- Your assignment -
Report back every line in the data that includes the string "JSON".

- Given records -
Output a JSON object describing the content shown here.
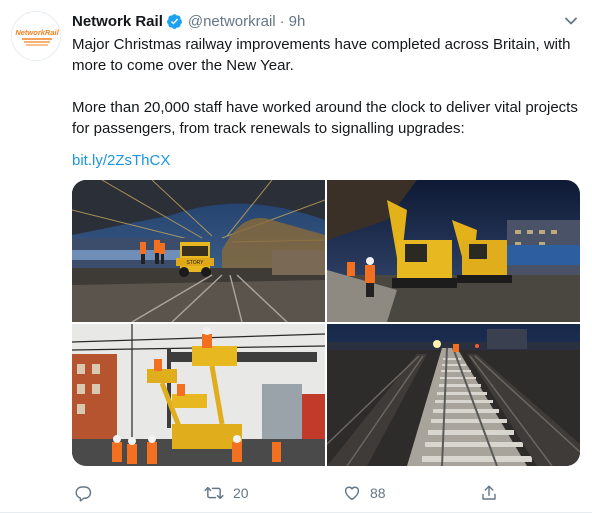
{
  "author": {
    "display_name": "Network Rail",
    "handle": "@networkrail",
    "separator": "·",
    "time": "9h",
    "logo_text": "NetworkRail"
  },
  "tweet": {
    "paragraph1": "Major Christmas railway improvements have completed across Britain, with more to come over the New Year.",
    "paragraph2": "More than 20,000 staff have worked around the clock to deliver vital projects for passengers, from track renewals to signalling upgrades:",
    "link": "bit.ly/2ZsThCX"
  },
  "media": {
    "photos": [
      {
        "name": "station-track-renewal-photo",
        "machine_label": "STORY"
      },
      {
        "name": "excavators-platform-photo"
      },
      {
        "name": "overhead-line-workers-photo"
      },
      {
        "name": "new-track-night-photo"
      }
    ]
  },
  "actions": {
    "reply_count": "",
    "retweet_count": "20",
    "like_count": "88"
  },
  "colors": {
    "accent": "#1da1f2",
    "link": "#1b95e0",
    "secondary_text": "#657786",
    "brand_orange": "#f58220"
  }
}
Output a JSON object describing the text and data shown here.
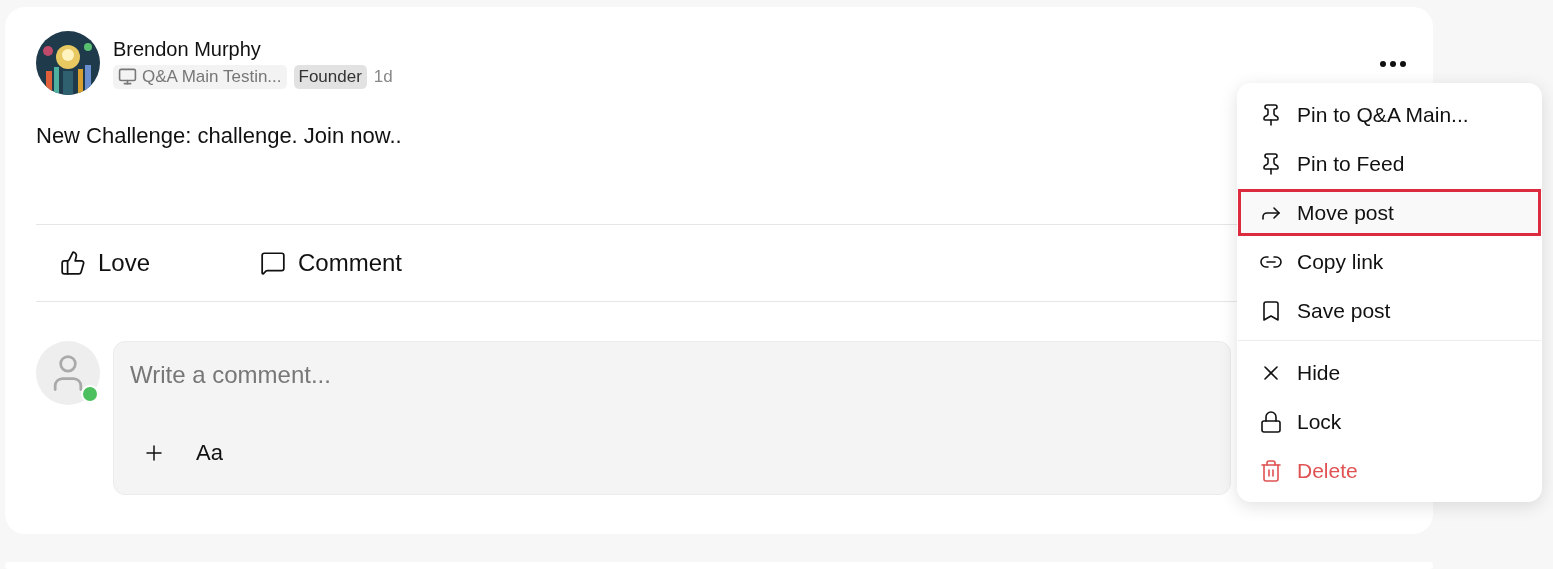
{
  "post": {
    "author": "Brendon Murphy",
    "space": "Q&A Main Testin...",
    "role": "Founder",
    "time": "1d",
    "body": "New Challenge: challenge. Join now..",
    "actions": [
      "Love",
      "Comment"
    ],
    "comment": {
      "placeholder": "Write a comment...",
      "online": true,
      "format_label": "Aa"
    }
  },
  "menu": {
    "groups": [
      [
        {
          "label": "Pin to Q&A Main...",
          "highlighted": false,
          "kind": "normal"
        },
        {
          "label": "Pin to Feed",
          "highlighted": false,
          "kind": "normal"
        },
        {
          "label": "Move post",
          "highlighted": true,
          "kind": "normal"
        },
        {
          "label": "Copy link",
          "highlighted": false,
          "kind": "normal"
        },
        {
          "label": "Save post",
          "highlighted": false,
          "kind": "normal"
        }
      ],
      [
        {
          "label": "Hide",
          "highlighted": false,
          "kind": "normal"
        },
        {
          "label": "Lock",
          "highlighted": false,
          "kind": "normal"
        },
        {
          "label": "Delete",
          "highlighted": false,
          "kind": "danger"
        }
      ]
    ]
  }
}
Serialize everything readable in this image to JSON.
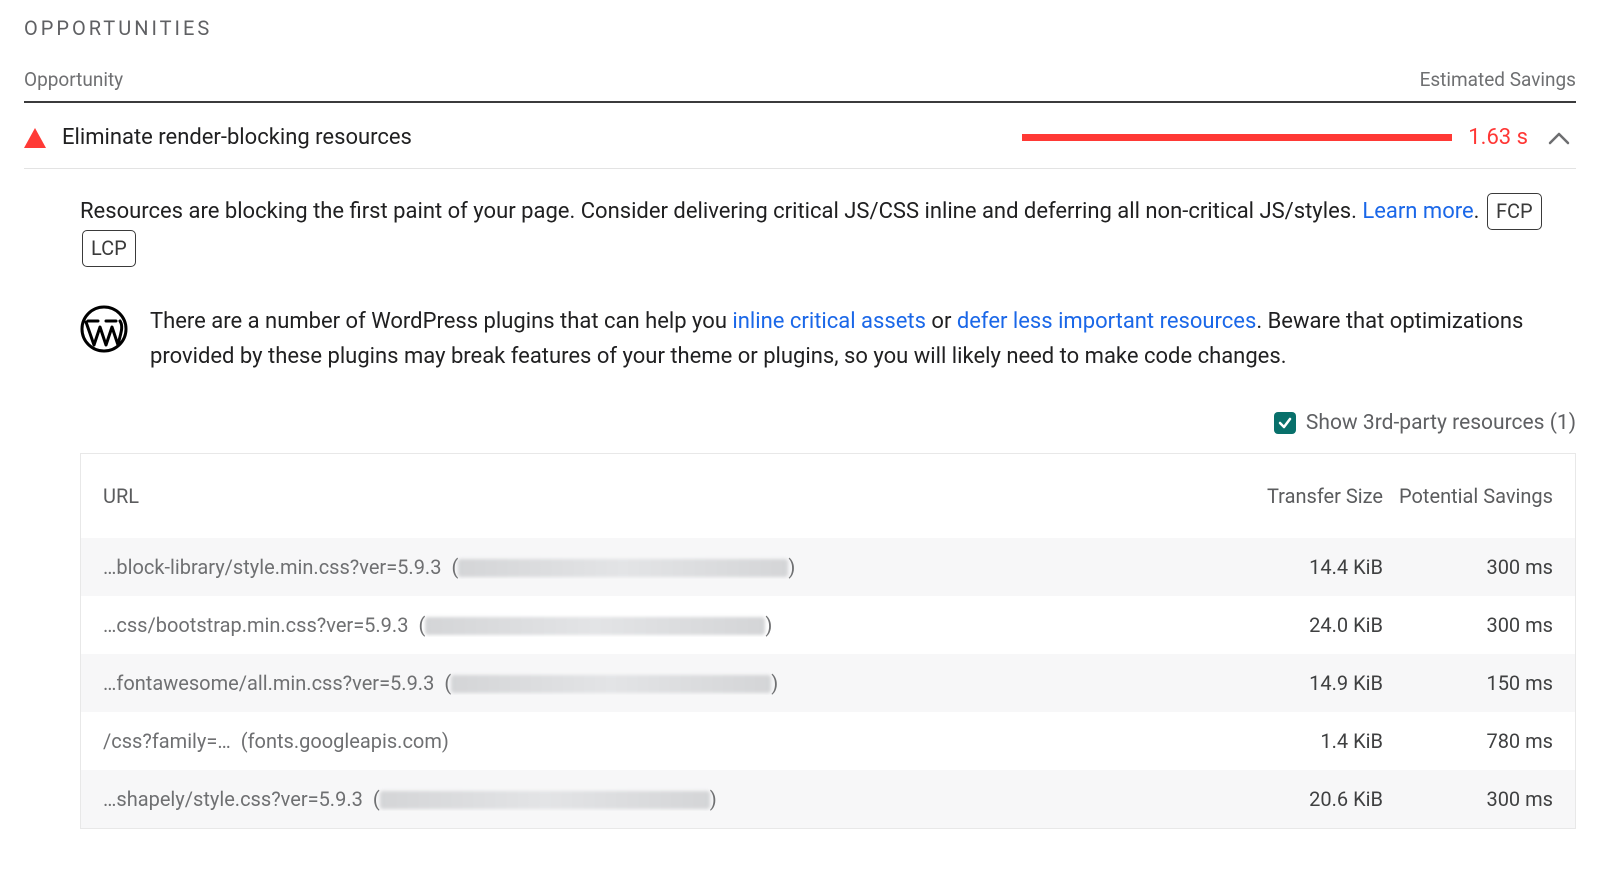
{
  "section_title": "OPPORTUNITIES",
  "header": {
    "left": "Opportunity",
    "right": "Estimated Savings"
  },
  "audit": {
    "title": "Eliminate render-blocking resources",
    "savings": "1.63 s",
    "bar_color": "#ff3935"
  },
  "description": {
    "text_before_link": "Resources are blocking the first paint of your page. Consider delivering critical JS/CSS inline and deferring all non-critical JS/styles. ",
    "link_text": "Learn more",
    "after_link": ".",
    "tags": [
      "FCP",
      "LCP"
    ]
  },
  "wordpress_tip": {
    "part1": "There are a number of WordPress plugins that can help you ",
    "link1": "inline critical assets",
    "mid": " or ",
    "link2": "defer less important resources",
    "part2": ". Beware that optimizations provided by these plugins may break features of your theme or plugins, so you will likely need to make code changes."
  },
  "show_third_party": {
    "checked": true,
    "label": "Show 3rd-party resources (1)"
  },
  "table": {
    "headers": {
      "url": "URL",
      "size": "Transfer Size",
      "savings": "Potential Savings"
    },
    "rows": [
      {
        "url": "…block-library/style.min.css?ver=5.9.3",
        "host_open": "(",
        "host_close": ")",
        "host_hidden": true,
        "blur_w": 330,
        "size": "14.4 KiB",
        "savings": "300 ms"
      },
      {
        "url": "…css/bootstrap.min.css?ver=5.9.3",
        "host_open": "(",
        "host_close": ")",
        "host_hidden": true,
        "blur_w": 340,
        "size": "24.0 KiB",
        "savings": "300 ms"
      },
      {
        "url": "…fontawesome/all.min.css?ver=5.9.3",
        "host_open": "(",
        "host_close": ")",
        "host_hidden": true,
        "blur_w": 320,
        "size": "14.9 KiB",
        "savings": "150 ms"
      },
      {
        "url": "/css?family=…",
        "host_open": "(",
        "host_close": ")",
        "host": "fonts.googleapis.com",
        "host_hidden": false,
        "blur_w": 0,
        "size": "1.4 KiB",
        "savings": "780 ms"
      },
      {
        "url": "…shapely/style.css?ver=5.9.3",
        "host_open": "(",
        "host_close": ")",
        "host_hidden": true,
        "blur_w": 330,
        "size": "20.6 KiB",
        "savings": "300 ms"
      }
    ]
  }
}
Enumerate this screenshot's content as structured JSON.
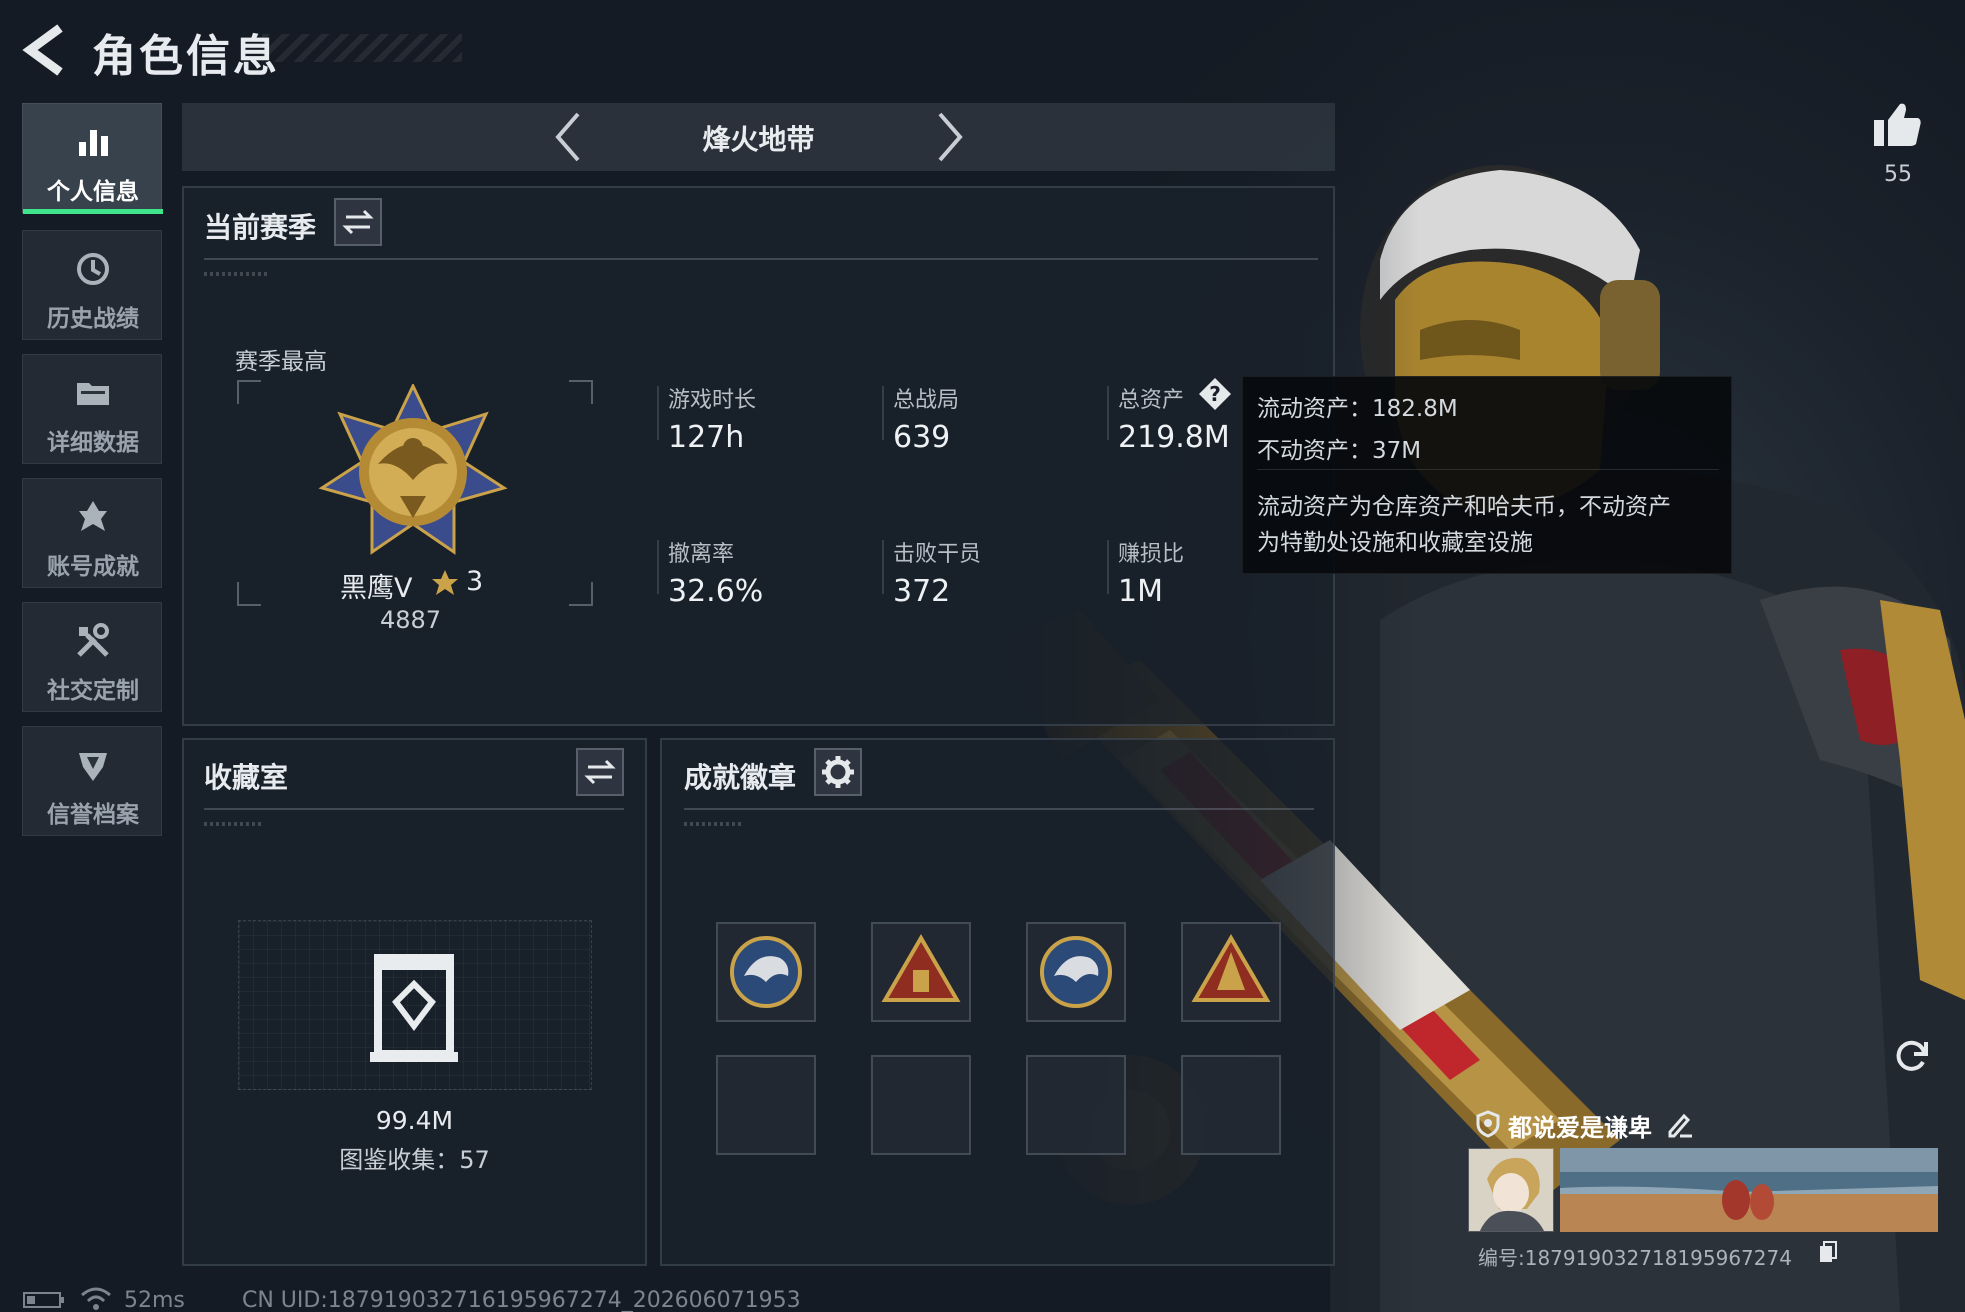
{
  "header": {
    "title": "角色信息"
  },
  "nav": [
    {
      "label": "个人信息",
      "icon": "bar-chart-icon",
      "active": true
    },
    {
      "label": "历史战绩",
      "icon": "history-clock-icon",
      "active": false
    },
    {
      "label": "详细数据",
      "icon": "folder-icon",
      "active": false
    },
    {
      "label": "账号成就",
      "icon": "achievement-star-icon",
      "active": false
    },
    {
      "label": "社交定制",
      "icon": "tools-icon",
      "active": false
    },
    {
      "label": "信誉档案",
      "icon": "credit-shield-icon",
      "active": false
    }
  ],
  "mode": {
    "label": "烽火地带"
  },
  "likes": {
    "count": "55"
  },
  "season": {
    "title": "当前赛季",
    "best_label": "赛季最高",
    "rank_name": "黑鹰V",
    "rank_stars": "3",
    "rank_points": "4887",
    "stats": [
      {
        "label": "游戏时长",
        "value": "127h"
      },
      {
        "label": "总战局",
        "value": "639"
      },
      {
        "label": "总资产",
        "value": "219.8M"
      },
      {
        "label": "撤离率",
        "value": "32.6%"
      },
      {
        "label": "击败干员",
        "value": "372"
      },
      {
        "label": "赚损比",
        "value": "1M"
      }
    ]
  },
  "tooltip": {
    "liquid": "流动资产：182.8M",
    "fixed": "不动资产：37M",
    "note_line1": "流动资产为仓库资产和哈夫币，不动资产",
    "note_line2": "为特勤处设施和收藏室设施"
  },
  "collection": {
    "title": "收藏室",
    "value": "99.4M",
    "catalog": "图鉴收集：57"
  },
  "badges": {
    "title": "成就徽章",
    "items": [
      "eagle-emblem-icon",
      "pyramid-emblem-icon",
      "eagle-emblem-icon",
      "pyramid-emblem-icon",
      "",
      "",
      "",
      ""
    ]
  },
  "namecard": {
    "name": "都说爱是谦卑",
    "id": "编号:18791903271819596727​4"
  },
  "footer": {
    "ping": "52ms",
    "uid": "CN UID:187919032716195967274_202606071953"
  },
  "colors": {
    "accent": "#3ee58b",
    "background": "#151b24",
    "gold": "#c9a24a"
  }
}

- Finished exercise -
Output a JSON object describing the content shown here.
Output a JSON object describing the text and data shown here.
Serialize everything readable in this image to JSON.
Enumerate this screenshot's content as structured JSON.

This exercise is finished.